The next day it rained like nobody's business, and the 8km hike back was ridiculously muddy and slippery. I was lucky and didn't fall, but only because I had a walking stick and some help from the tribal girls. I got back totally soaked and fortunately the tour agency let me take a shower there and put on some dry clothes, before heading off to the border. I bought a ticket from them all the way to Kunming, and in Vietnam's final insult, I got scammed one last time.
I do believe that the girl who sold me the ticket thought she was telling the truth that I was to be on a nice, new, air-conditioned sleeper bus. However, her boss had other ideas, and he knew that once I crossed the border, I couldn't come back and get angry with him about it. The border crossing was very complicated, and Vietnam not only took away my visa but never even stamped my passport, so it appears like I was never even there! And the Chinese guys had a very long discussion, made me sign my name again, and compared me to my photo for a while before finally letting me through. At the bus station, some guy showed me a badge that said "license" and tried to get me to go to his office to "ask me some questions". I don't know what he wanted, but when I said he had to ask me the questions in public, he tried to sell me water and then to change my money before finally giving up. And of course I was not on the nice sleeper, but one that was better than but quite similar to the horrible one I took to Vietnam in the first place, closing up a nice little circle for my sojourn in Vietnam. Some guy on the bus kept yelling at me - I have no idea why - and the bus broke down in the middle of the night and they spent 90 minutes trying to fix the engine in the dark. And to top it all off, they broke my backpack - ripping one of the straps right off the front of it. At least they didn't steal anything, which is what I was expecting to happen.

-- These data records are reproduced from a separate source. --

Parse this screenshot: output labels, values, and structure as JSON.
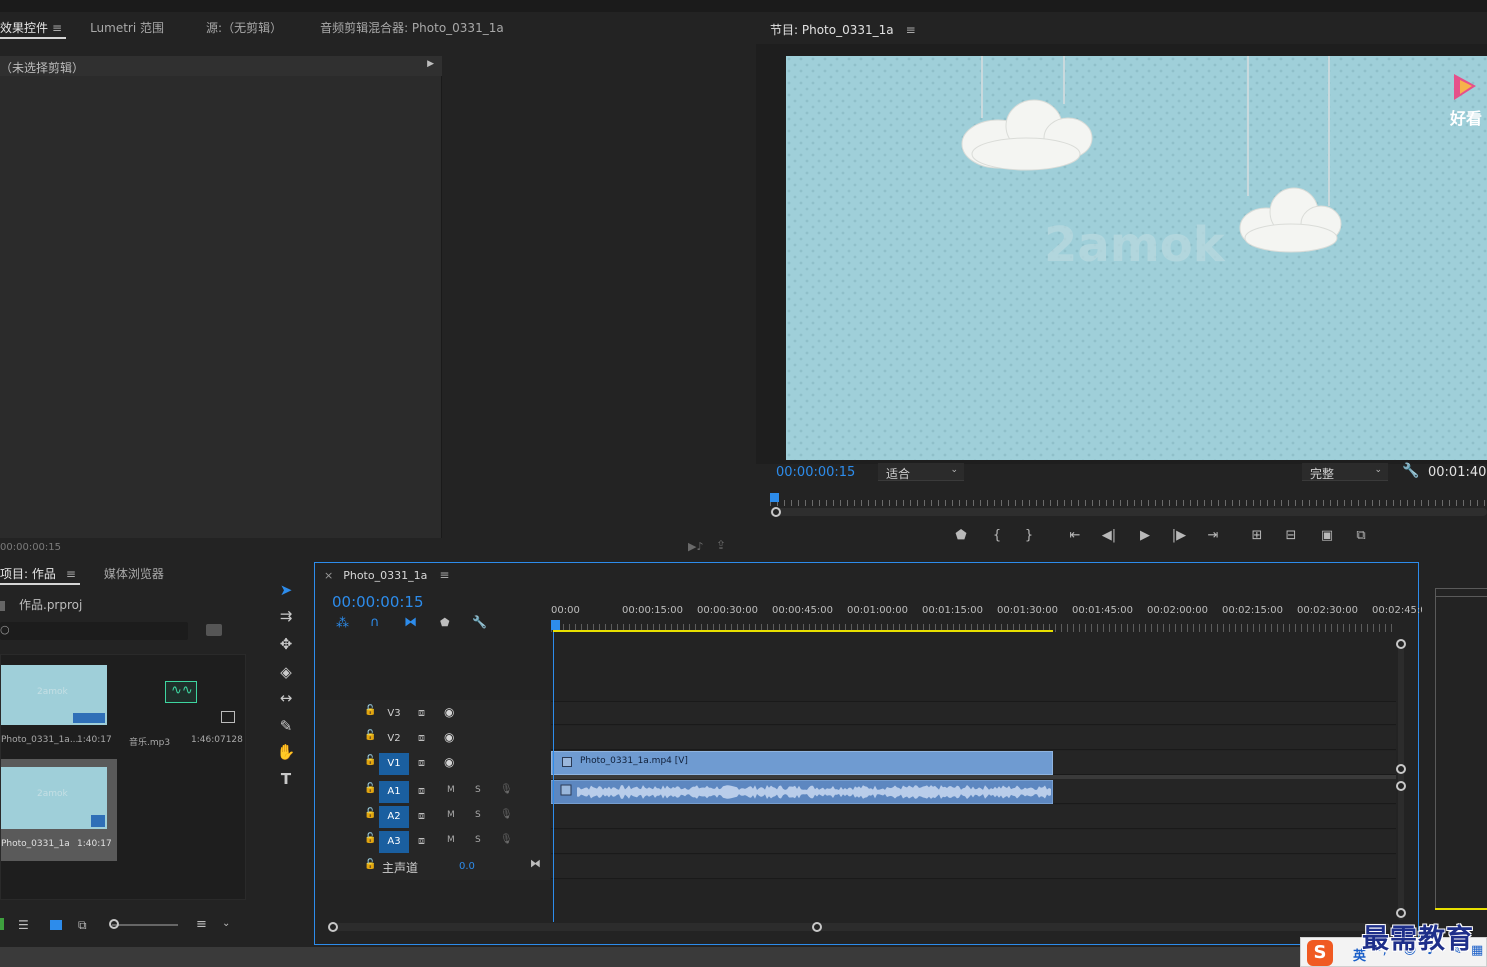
{
  "effect_panel": {
    "tabs": [
      {
        "label": "效果控件",
        "active": true
      },
      {
        "label": "Lumetri 范围",
        "active": false
      },
      {
        "label": "源:（无剪辑）",
        "active": false
      },
      {
        "label": "音频剪辑混合器: Photo_0331_1a",
        "active": false
      }
    ],
    "no_clip_label": "（未选择剪辑）",
    "timecode": "00:00:00:15"
  },
  "program_monitor": {
    "title": "节目: Photo_0331_1a",
    "timecode": "00:00:00:15",
    "zoom_select": "适合",
    "quality_select": "完整",
    "duration": "00:01:40:",
    "watermark_brand": "好看",
    "watermark_text": "2amok"
  },
  "project_panel": {
    "tabs": [
      {
        "label": "项目: 作品",
        "active": true
      },
      {
        "label": "媒体浏览器",
        "active": false
      }
    ],
    "project_file": "作品.prproj",
    "items": [
      {
        "name": "Photo_0331_1a...",
        "duration": "1:40:17"
      },
      {
        "name": "音乐.mp3",
        "duration": "1:46:07128"
      },
      {
        "name": "Photo_0331_1a",
        "duration": "1:40:17"
      }
    ],
    "thumb_watermark": "2amok"
  },
  "timeline": {
    "tab_label": "Photo_0331_1a",
    "timecode": "00:00:00:15",
    "ruler": [
      "00:00",
      "00:00:15:00",
      "00:00:30:00",
      "00:00:45:00",
      "00:01:00:00",
      "00:01:15:00",
      "00:01:30:00",
      "00:01:45:00",
      "00:02:00:00",
      "00:02:15:00",
      "00:02:30:00",
      "00:02:45:0"
    ],
    "video_tracks": [
      "V3",
      "V2",
      "V1"
    ],
    "audio_tracks": [
      "A1",
      "A2",
      "A3"
    ],
    "mute_label": "M",
    "solo_label": "S",
    "master_label": "主声道",
    "master_value": "0.0",
    "video_clip_label": "Photo_0331_1a.mp4 [V]"
  },
  "overlay": {
    "logo_text": "最需教育",
    "ime_lang": "英"
  },
  "colors": {
    "accent_blue": "#2d8ceb",
    "clip_video": "#6f9bd1",
    "clip_audio": "#5d87c0",
    "work_area": "#e8e000",
    "frame_bg": "#9fcfd9"
  }
}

The road was horrible, and there were times we bumped so hard I was bounced totally up off my bunk. I had to hang on to the window for most of the night to keep from falling, and though I read a lot of my book, I didn't get much sleep.
And now I'm back in China. It's weird to be back - it's much more challenging to travel here, and I was kind of enjoying the ease of travel in Vietnam. In fact, I liked Vietnam so much I was very tempted to stay a lot longer. It's definitely a place I'll return to. But China is nice too, and actually the people I've met here have been extremely nice as well, but fewer of them speak any English at all, so it's hard to find out how nice they really are.
Well, I've rambled on, but it's been quite a week. Hope I've kept you all entertained. It's certainly been an adventure over here.
Till next time,